Individual feature elements should be designed in a manner such that they can delineate any feature an object may possess. However, expressiveness should not sacrifice simplicity, as complex features can still be matched by a group of simple elements. Hence, the defining attributes of our elements encode only the essential characteristics of features:
The reader familiar with the 2D technique of  will notice two differences between our 3D elements and a direct extention of 2D feature lines into 3D; in fact, these are the only differences as far as the warping algorithm is concerned.
First, in the 2D technique, the shape of a feature line's influence field is controlled by two manually specified parameters. Instead, we provide four simple types of influence fields --- point, segment, rectangle, and box --- thus allowing for a more intuitive, yet equally powerful, UI.
Figure 2: 2D warp artifacts (not to scale). (a) shows the result of squeezing a circle using two feature lines placed on opposite sides of the circle. The warped circle spills outside the corresponding, closely spaced, lines. Similarly, in (b), the narrow ellipsoid with two lines on either side does not expand to a circle when the lines are drawn apart; we get instead three copies of the ellipsoid.
Second, our feature elements encode the 3D extent of a 3D feature via the scaling factors , , and ; by contrast, feature lines in  capture only the 1D extent of a 2D feature, in the direction of each feature line. These scaling factors introduce additional degrees of freedom for each feature element.

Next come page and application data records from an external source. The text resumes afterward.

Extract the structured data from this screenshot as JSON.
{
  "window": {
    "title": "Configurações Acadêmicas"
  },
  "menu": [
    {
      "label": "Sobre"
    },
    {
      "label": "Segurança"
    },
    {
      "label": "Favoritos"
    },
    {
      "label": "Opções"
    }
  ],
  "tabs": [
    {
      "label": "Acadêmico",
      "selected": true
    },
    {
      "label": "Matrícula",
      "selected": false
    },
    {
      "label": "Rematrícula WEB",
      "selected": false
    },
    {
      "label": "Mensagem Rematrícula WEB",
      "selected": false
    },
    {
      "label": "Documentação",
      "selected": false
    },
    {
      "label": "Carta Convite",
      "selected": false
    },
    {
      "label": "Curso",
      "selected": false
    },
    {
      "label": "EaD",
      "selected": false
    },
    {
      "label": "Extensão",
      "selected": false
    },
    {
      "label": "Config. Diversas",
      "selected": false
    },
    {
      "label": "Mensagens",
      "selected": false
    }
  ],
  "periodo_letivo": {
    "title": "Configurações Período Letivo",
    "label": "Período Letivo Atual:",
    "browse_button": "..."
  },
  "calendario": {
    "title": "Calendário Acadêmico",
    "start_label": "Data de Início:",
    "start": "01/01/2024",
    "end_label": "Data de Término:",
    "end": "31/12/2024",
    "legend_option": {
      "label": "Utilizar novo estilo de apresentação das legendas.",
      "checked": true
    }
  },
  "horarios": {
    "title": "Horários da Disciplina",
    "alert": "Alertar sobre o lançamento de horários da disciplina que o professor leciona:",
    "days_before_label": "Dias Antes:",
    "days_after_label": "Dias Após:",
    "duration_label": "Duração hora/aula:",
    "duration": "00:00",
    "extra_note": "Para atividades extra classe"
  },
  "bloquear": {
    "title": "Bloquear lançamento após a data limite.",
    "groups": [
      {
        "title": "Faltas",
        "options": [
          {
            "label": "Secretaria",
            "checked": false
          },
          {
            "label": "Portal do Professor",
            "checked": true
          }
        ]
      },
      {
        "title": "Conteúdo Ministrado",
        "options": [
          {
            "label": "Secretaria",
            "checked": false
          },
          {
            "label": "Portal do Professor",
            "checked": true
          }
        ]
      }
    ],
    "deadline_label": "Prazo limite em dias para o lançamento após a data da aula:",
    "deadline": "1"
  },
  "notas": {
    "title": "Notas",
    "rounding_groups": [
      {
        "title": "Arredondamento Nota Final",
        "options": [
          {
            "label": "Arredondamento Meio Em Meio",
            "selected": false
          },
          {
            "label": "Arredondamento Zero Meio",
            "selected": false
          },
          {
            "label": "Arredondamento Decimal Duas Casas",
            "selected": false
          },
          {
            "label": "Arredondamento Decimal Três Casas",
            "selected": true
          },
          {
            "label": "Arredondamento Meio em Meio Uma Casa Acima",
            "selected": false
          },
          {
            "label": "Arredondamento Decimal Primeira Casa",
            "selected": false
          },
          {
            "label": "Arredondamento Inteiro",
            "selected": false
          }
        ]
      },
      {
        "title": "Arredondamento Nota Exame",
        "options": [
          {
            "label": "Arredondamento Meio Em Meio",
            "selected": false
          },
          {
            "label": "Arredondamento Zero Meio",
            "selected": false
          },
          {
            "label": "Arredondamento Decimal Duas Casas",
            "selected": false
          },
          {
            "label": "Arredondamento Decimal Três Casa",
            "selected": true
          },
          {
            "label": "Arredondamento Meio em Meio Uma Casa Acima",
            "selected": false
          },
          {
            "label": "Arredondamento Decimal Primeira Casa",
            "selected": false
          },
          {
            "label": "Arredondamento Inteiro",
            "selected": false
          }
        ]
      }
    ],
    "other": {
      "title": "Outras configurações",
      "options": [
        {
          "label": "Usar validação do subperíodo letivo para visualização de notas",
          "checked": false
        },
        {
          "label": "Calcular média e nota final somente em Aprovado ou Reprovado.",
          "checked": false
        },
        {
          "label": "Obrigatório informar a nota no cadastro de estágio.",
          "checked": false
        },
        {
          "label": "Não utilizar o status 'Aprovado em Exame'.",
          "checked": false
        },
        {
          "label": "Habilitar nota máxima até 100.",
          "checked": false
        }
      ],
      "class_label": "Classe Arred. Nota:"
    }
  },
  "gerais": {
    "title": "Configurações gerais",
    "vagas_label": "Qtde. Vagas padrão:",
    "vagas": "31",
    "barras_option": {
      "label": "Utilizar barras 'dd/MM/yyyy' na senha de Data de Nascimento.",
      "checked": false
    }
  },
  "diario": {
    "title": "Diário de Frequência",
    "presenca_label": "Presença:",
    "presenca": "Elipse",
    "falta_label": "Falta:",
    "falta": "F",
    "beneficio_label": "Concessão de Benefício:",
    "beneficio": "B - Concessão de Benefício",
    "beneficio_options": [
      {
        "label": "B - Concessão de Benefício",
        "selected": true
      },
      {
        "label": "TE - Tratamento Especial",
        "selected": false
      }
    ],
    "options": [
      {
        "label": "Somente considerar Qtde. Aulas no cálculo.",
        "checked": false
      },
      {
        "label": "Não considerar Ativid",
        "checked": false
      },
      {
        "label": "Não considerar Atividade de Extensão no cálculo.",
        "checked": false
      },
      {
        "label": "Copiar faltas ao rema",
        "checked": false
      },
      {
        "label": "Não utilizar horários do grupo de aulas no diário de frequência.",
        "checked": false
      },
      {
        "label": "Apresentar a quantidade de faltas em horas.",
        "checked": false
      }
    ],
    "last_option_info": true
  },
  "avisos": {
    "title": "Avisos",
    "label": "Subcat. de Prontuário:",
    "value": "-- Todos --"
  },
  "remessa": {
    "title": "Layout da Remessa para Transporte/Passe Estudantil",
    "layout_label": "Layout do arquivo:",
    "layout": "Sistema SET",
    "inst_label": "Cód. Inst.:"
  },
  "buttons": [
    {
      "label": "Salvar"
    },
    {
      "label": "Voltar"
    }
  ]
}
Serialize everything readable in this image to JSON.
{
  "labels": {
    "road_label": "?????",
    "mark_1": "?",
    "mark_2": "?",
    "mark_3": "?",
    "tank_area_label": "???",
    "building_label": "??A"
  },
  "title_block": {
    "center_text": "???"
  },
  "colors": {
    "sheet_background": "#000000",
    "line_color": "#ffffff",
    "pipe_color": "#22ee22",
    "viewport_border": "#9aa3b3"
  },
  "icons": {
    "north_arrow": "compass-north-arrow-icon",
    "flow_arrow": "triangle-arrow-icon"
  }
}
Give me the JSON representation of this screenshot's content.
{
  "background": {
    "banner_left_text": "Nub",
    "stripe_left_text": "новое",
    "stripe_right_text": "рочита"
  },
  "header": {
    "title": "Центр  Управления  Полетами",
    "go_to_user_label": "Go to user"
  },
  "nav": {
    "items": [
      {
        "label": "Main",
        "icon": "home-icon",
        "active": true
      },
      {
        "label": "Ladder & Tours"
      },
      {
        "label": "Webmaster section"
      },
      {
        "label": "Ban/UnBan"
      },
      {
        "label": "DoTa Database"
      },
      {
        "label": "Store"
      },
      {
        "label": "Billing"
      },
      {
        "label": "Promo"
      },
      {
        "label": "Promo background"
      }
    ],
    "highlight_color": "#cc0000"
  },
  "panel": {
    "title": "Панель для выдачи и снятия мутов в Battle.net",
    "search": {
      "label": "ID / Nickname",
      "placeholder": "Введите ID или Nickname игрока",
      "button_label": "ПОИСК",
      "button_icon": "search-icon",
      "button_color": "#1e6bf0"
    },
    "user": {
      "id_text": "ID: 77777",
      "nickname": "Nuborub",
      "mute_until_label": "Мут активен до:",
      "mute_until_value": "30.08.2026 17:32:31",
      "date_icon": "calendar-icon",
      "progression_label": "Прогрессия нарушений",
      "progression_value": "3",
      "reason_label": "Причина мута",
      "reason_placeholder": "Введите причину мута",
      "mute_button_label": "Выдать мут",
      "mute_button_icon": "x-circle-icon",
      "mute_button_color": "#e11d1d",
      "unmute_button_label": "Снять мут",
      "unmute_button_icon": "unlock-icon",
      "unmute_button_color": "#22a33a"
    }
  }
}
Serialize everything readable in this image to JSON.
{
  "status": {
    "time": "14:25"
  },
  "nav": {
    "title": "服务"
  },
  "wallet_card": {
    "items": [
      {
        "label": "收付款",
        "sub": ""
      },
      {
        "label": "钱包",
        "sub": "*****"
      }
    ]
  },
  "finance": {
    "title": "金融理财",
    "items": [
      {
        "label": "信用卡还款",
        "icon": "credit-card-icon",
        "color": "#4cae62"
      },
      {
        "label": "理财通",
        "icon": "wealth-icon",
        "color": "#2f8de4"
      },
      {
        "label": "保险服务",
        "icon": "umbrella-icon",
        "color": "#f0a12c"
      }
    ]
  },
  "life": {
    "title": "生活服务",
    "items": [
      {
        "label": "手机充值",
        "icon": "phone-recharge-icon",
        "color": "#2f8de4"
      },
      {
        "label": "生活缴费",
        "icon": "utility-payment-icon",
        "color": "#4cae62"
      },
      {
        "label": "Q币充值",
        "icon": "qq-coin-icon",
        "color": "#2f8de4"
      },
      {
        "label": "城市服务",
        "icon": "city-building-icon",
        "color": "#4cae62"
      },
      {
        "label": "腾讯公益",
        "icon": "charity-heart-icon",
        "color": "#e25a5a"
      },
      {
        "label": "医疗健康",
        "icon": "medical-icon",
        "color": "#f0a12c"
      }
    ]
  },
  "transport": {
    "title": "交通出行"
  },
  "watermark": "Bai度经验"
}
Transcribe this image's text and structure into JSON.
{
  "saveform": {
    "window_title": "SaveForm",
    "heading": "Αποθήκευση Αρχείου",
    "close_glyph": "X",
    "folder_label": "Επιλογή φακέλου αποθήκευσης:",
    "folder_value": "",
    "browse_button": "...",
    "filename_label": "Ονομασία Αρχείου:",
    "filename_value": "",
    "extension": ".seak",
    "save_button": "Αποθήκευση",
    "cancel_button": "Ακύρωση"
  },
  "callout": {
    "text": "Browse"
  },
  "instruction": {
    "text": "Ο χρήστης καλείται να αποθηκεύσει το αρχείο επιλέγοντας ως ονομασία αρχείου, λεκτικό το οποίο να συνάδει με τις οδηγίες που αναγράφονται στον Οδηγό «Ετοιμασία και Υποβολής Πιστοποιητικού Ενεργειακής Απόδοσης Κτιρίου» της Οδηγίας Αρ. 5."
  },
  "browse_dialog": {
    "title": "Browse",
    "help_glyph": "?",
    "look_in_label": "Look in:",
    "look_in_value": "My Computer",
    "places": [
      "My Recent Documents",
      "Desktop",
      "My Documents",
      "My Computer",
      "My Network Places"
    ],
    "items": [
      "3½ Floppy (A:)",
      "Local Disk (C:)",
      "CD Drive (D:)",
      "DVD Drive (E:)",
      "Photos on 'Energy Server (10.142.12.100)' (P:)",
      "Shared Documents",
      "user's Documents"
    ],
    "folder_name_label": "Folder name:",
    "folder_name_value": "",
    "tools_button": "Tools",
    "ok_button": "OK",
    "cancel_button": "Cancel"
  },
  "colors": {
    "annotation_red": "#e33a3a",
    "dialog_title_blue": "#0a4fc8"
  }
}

In the majority of situations, these extra degrees have a minor effect on the warp and may thus be ignored. However, under extreme warps, they permit the user to solve the ghosting problem, documented in  and illustrated in figure 2. For instance, in part (b) of this example, the ellipsoid is replicated because each feature line requires that an unscaled ellipsoid appear by its side: the feature lines in  cannot specify any stretching in the perpendicular direction. However, in a 2D analogue of our technique, the user would use the lines' scaling factors to stretch the ellipsoid. First, the user would encode the ellipsoid's width in the scaling factors of the original feature lines. Then, in order to stretch the ellipsoid into a circle, the user would not only move the feature lines apart, but will also make the lines' scaling factors encode the desired new width of the ellipsoid. In fact, using our technique, a single feature line suffices to turn the ellipsoid into a circle.